WORK ORDER: Every line of the records that holds the word "data" should be copied.

[[ PROVIDED RECORDS, beginning ]]

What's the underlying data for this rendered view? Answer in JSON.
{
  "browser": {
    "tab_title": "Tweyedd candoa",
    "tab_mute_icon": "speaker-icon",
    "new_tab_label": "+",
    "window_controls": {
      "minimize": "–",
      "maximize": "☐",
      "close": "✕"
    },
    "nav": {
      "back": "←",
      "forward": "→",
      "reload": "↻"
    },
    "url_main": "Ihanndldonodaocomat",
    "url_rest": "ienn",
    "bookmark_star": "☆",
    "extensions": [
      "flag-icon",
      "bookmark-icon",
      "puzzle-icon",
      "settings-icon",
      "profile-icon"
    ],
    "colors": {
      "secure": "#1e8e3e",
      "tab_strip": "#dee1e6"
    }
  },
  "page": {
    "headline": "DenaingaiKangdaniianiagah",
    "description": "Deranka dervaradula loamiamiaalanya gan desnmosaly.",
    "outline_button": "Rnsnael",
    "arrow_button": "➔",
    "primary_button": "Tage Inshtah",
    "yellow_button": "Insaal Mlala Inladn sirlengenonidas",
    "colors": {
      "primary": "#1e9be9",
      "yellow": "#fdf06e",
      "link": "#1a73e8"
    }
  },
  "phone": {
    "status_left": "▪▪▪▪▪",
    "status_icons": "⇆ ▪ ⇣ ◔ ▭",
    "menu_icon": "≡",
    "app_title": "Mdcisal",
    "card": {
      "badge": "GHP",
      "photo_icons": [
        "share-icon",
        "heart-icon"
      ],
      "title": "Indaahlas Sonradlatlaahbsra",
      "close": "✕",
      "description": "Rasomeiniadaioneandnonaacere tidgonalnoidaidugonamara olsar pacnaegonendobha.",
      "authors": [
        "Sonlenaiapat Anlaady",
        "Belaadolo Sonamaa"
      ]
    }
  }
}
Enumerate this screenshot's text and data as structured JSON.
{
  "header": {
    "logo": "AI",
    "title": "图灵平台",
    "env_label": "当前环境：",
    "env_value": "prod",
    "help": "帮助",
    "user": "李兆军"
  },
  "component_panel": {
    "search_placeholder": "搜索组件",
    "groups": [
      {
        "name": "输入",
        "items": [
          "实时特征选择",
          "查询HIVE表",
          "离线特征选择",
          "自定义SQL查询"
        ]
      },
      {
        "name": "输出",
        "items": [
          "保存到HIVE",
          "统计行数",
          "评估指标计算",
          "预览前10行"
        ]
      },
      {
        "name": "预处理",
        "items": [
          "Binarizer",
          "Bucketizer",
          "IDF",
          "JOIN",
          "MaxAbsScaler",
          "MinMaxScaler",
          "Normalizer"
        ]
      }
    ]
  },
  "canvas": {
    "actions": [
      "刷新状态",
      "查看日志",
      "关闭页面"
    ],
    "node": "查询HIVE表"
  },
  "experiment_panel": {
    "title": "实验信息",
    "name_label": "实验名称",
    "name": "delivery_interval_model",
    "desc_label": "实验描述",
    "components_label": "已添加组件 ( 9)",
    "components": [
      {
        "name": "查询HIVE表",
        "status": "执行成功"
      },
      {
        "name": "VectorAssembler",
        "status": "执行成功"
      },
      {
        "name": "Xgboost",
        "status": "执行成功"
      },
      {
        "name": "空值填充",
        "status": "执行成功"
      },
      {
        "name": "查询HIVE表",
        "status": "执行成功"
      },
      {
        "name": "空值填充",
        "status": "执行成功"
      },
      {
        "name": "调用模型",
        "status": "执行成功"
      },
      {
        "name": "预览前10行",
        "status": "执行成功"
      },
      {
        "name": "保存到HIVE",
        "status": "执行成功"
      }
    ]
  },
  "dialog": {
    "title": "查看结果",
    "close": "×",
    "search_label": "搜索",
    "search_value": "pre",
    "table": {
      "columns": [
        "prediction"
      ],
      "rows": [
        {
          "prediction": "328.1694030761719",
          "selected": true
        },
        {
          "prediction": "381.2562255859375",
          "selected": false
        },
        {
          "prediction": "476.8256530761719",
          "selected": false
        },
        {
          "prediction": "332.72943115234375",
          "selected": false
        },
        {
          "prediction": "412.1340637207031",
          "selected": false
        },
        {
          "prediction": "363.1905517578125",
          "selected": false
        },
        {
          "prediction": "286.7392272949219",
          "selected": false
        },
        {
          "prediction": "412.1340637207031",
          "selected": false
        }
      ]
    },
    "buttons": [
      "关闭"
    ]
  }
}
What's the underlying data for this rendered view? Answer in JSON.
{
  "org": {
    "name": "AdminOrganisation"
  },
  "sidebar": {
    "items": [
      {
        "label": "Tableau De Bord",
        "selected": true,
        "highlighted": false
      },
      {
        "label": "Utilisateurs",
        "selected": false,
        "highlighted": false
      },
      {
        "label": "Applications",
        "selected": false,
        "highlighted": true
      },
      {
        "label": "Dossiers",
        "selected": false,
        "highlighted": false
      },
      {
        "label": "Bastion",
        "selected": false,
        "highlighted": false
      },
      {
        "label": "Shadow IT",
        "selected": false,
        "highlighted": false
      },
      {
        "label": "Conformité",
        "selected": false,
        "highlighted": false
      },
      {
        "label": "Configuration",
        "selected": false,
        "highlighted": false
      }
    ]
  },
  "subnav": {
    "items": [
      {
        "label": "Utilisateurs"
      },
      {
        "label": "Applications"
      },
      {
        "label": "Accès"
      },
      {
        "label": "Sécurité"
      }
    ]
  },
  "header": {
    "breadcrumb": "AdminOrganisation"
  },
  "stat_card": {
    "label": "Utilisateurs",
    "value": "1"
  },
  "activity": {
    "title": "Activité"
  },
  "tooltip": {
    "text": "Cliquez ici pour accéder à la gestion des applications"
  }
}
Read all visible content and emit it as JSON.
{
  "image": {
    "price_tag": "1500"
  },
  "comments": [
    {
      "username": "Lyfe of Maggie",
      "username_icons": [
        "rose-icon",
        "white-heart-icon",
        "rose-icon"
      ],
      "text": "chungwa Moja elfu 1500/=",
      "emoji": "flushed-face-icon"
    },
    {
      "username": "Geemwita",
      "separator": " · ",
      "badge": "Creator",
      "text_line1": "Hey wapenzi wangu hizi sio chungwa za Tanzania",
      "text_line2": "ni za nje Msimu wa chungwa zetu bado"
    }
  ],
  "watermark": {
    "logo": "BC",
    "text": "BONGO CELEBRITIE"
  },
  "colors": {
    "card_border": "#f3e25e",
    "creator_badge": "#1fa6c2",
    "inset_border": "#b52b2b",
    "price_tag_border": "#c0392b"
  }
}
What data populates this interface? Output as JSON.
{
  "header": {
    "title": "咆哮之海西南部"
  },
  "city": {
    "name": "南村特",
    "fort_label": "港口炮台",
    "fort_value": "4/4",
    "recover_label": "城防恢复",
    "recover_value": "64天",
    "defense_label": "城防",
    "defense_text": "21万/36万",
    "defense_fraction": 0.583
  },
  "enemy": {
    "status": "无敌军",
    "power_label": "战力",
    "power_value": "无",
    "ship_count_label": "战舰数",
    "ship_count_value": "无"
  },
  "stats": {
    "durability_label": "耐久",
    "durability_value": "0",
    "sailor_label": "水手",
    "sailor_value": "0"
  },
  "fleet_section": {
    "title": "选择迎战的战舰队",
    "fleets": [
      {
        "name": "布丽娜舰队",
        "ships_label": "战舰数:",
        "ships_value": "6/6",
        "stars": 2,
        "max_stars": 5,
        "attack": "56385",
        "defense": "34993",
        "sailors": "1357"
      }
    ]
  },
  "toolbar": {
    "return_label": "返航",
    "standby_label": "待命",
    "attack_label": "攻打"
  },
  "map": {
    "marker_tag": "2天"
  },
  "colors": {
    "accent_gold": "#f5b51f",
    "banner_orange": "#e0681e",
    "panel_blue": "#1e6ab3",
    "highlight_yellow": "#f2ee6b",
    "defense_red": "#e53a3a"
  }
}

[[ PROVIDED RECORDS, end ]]

ANSWER SECTION:
What's the underlying data for this rendered view? Answer in JSON.
Enumerate this screenshot's text and data as structured JSON.
What's the underlying data for this rendered view? Answer in JSON.
What data populates this interface? Output as JSON.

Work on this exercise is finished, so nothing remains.